Entries from a dataset of interfaces
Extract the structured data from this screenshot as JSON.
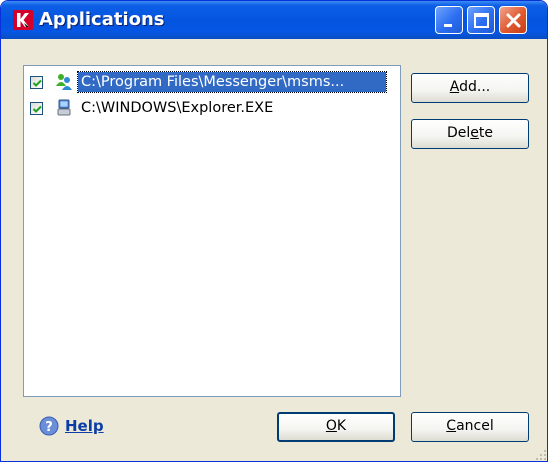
{
  "window": {
    "title": "Applications",
    "controls": [
      "minimize",
      "maximize",
      "close"
    ]
  },
  "applications": [
    {
      "checked": true,
      "path": "C:\\Program Files\\Messenger\\msms...",
      "icon": "messenger-icon",
      "selected": true
    },
    {
      "checked": true,
      "path": "C:\\WINDOWS\\Explorer.EXE",
      "icon": "explorer-icon",
      "selected": false
    }
  ],
  "buttons": {
    "add_prefix": "",
    "add_mnemonic": "A",
    "add_rest": "dd...",
    "delete_prefix": "Del",
    "delete_mnemonic": "e",
    "delete_rest": "te",
    "ok_prefix": "",
    "ok_mnemonic": "O",
    "ok_rest": "K",
    "cancel_prefix": "",
    "cancel_mnemonic": "C",
    "cancel_rest": "ancel"
  },
  "help": {
    "label": "Help"
  },
  "colors": {
    "titlebar": "#0454df",
    "selection": "#316ac5",
    "dialog": "#ece9d8",
    "close": "#e0592f"
  }
}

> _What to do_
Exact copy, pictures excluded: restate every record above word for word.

> _Answer to this task_
Extract the structured data from this screenshot as JSON.
{
  "window": {
    "title": "Applications",
    "controls": [
      "minimize",
      "maximize",
      "close"
    ]
  },
  "applications": [
    {
      "checked": true,
      "path": "C:\\Program Files\\Messenger\\msms...",
      "icon": "messenger-icon",
      "selected": true
    },
    {
      "checked": true,
      "path": "C:\\WINDOWS\\Explorer.EXE",
      "icon": "explorer-icon",
      "selected": false
    }
  ],
  "buttons": {
    "add_prefix": "",
    "add_mnemonic": "A",
    "add_rest": "dd...",
    "delete_prefix": "Del",
    "delete_mnemonic": "e",
    "delete_rest": "te",
    "ok_prefix": "",
    "ok_mnemonic": "O",
    "ok_rest": "K",
    "cancel_prefix": "",
    "cancel_mnemonic": "C",
    "cancel_rest": "ancel"
  },
  "help": {
    "label": "Help"
  },
  "colors": {
    "titlebar": "#0454df",
    "selection": "#316ac5",
    "dialog": "#ece9d8",
    "close": "#e0592f"
  }
}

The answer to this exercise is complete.